A lot of people have asked me how much this whole process cost, and I will be honest, it hasn't been cheap. But as the old saying goes, it takes money to make money. As of today, I haven't made any money yet. But in a year, I will be happy to blog about the financial impacts of this project. For now, I can provide some concept of the start-up costs. If anything, this will help you determine if this is a reasonable project for you to get started on. You can pick and choose items from this list you'd want to go with. I made the decision to order books in bulk and create a little shop. You could easily sell your book on the larger distributors (Amazon, Indigo, Barnes & Noble, etc.) and not create your own storefront. This would save you a lot of costs and risk, the most notable being book printing. My goal was to build a brand around the book and sell it that way, but your goals could be very different from mine, and that's okay!
|Website Costs (Domain registration, monthly fees)||$500|
|Marketing (Logos, giveaways, handouts, order cards)||$500|
If you elected to go with the more traditional self-publishing route - pay publisher, illustrator, domain, and marketing, that is closer to the $7000-$7500 mark. I am not sure how my shop will work out. If it becomes too much work, or not fun anymore, my plan is to stick with wholesale and the larger retailers. However, my hope is that I can continue to write more books and offer them on my website with locally-made and complimentary merchandise. We'll see!
I could say a lot more, and probably will, about this whole process. But I will end this blog by saying - I could not be happier about my decision to finally write and publish a book. Looking at it makes me so proud and happy. I heard on a podcast once not to tell your children "I'm so proud of you" but rather, "You should be so proud of yourself" so they learn to seek validation from themselves rather than others. I can actually say, I am so proud of myself and this accomplishment, and I love sharing it with my children. I am excited for them to know I was able to work hard to make one of my lifelong dreams come true.
Has it been a lot of work? Yes. More than I anticipated. Probably not unlike starting a small business. But it's also been a lot of fun and a great creative outlet. And I will be happy to update you on whether or not I make any money on it in a year.
If this is a desire of yours, I encourage you to just do it. You may be surprised how naturally it comes. And if you need any help, please don't hesitate to ask. I will leave you with three simple tips to get started.
1. Write your story. Get it out of your head and into the world. You'll motivate yourself to move through the next steps.

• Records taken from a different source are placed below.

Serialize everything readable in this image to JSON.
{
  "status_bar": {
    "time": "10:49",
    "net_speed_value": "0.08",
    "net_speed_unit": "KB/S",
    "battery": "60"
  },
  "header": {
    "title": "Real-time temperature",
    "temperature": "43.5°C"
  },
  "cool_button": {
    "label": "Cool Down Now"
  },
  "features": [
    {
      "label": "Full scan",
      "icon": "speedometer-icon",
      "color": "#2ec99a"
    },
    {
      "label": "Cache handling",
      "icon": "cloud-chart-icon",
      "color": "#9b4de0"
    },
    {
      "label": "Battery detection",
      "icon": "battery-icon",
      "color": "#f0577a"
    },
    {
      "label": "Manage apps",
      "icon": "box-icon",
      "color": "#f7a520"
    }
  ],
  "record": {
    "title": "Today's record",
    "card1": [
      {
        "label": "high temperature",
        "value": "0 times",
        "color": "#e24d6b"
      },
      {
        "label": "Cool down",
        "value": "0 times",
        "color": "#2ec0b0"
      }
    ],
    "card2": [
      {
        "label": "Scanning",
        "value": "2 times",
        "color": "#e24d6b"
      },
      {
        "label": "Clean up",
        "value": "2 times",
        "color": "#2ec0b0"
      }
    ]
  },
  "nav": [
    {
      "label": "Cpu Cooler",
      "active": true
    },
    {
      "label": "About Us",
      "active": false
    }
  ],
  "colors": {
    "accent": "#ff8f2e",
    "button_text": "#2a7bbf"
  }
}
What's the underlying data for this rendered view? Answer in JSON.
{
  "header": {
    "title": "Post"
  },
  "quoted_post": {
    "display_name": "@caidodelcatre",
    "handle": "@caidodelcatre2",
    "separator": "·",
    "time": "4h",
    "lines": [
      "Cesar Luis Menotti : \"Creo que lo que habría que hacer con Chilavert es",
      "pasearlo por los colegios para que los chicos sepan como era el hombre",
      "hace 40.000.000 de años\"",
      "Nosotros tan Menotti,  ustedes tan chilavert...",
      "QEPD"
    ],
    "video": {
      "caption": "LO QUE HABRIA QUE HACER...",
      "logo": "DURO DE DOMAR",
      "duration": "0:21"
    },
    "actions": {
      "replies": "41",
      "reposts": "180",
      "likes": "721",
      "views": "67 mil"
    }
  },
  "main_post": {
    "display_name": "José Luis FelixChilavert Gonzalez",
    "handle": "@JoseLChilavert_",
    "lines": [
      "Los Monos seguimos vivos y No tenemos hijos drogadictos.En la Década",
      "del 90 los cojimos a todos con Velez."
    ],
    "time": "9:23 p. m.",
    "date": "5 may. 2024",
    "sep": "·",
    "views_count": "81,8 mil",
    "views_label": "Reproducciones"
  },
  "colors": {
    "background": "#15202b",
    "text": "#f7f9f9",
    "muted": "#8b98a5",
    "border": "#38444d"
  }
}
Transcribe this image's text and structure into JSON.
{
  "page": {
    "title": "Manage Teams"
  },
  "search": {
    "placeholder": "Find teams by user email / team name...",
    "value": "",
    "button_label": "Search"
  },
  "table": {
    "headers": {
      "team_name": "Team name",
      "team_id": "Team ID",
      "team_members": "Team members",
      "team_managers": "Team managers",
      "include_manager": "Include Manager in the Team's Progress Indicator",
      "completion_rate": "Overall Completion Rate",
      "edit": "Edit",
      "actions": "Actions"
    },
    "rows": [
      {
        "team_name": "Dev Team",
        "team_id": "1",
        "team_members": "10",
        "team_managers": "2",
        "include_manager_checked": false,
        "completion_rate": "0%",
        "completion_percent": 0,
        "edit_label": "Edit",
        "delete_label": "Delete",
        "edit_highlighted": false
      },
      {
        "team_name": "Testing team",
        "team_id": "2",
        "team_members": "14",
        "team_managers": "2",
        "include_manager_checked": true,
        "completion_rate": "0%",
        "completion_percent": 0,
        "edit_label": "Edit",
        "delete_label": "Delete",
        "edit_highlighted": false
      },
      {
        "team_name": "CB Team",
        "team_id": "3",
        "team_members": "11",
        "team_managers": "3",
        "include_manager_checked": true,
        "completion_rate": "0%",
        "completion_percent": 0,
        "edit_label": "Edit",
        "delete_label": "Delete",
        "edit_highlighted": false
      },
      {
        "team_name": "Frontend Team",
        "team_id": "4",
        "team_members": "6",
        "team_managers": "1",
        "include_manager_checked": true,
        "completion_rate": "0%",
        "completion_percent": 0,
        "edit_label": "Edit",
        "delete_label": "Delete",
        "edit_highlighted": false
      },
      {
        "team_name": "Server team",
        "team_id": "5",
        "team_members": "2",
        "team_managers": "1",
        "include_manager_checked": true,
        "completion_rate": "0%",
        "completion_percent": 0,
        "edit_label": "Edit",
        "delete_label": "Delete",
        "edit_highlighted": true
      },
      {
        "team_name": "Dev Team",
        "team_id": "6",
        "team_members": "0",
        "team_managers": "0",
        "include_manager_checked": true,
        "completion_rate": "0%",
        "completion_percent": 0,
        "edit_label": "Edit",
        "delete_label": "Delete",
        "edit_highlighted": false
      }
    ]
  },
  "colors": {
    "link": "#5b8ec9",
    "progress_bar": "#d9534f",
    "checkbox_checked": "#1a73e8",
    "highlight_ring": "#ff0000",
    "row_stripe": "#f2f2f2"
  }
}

2. Research self-publishing and traditional publishing and determine what the right option is for you. Google "publishing houses accepting submissions" and see if any align with your book. If you find a fit, you can submit and see what happens. Or, you can start the self-publishing journey. These two roads are very different, neither is right or wrong, and it's a personal choice which one you want to pursue.
3. Decide on the style of illustrations that you want. Don't hire someone yet - if you get picked up by a traditional publisher, they will pay to have it illustrated. If you self-publish, you'll need to hire an illustrator. So while you're making your decision, find the style you would want and go through your story and put an illustration guide together. Find inspiration on Google, Pinterest, and with children's books you have. Once you have decided the route you're going to take, you'll have your manuscript and your illustration guide ready for your illustrator.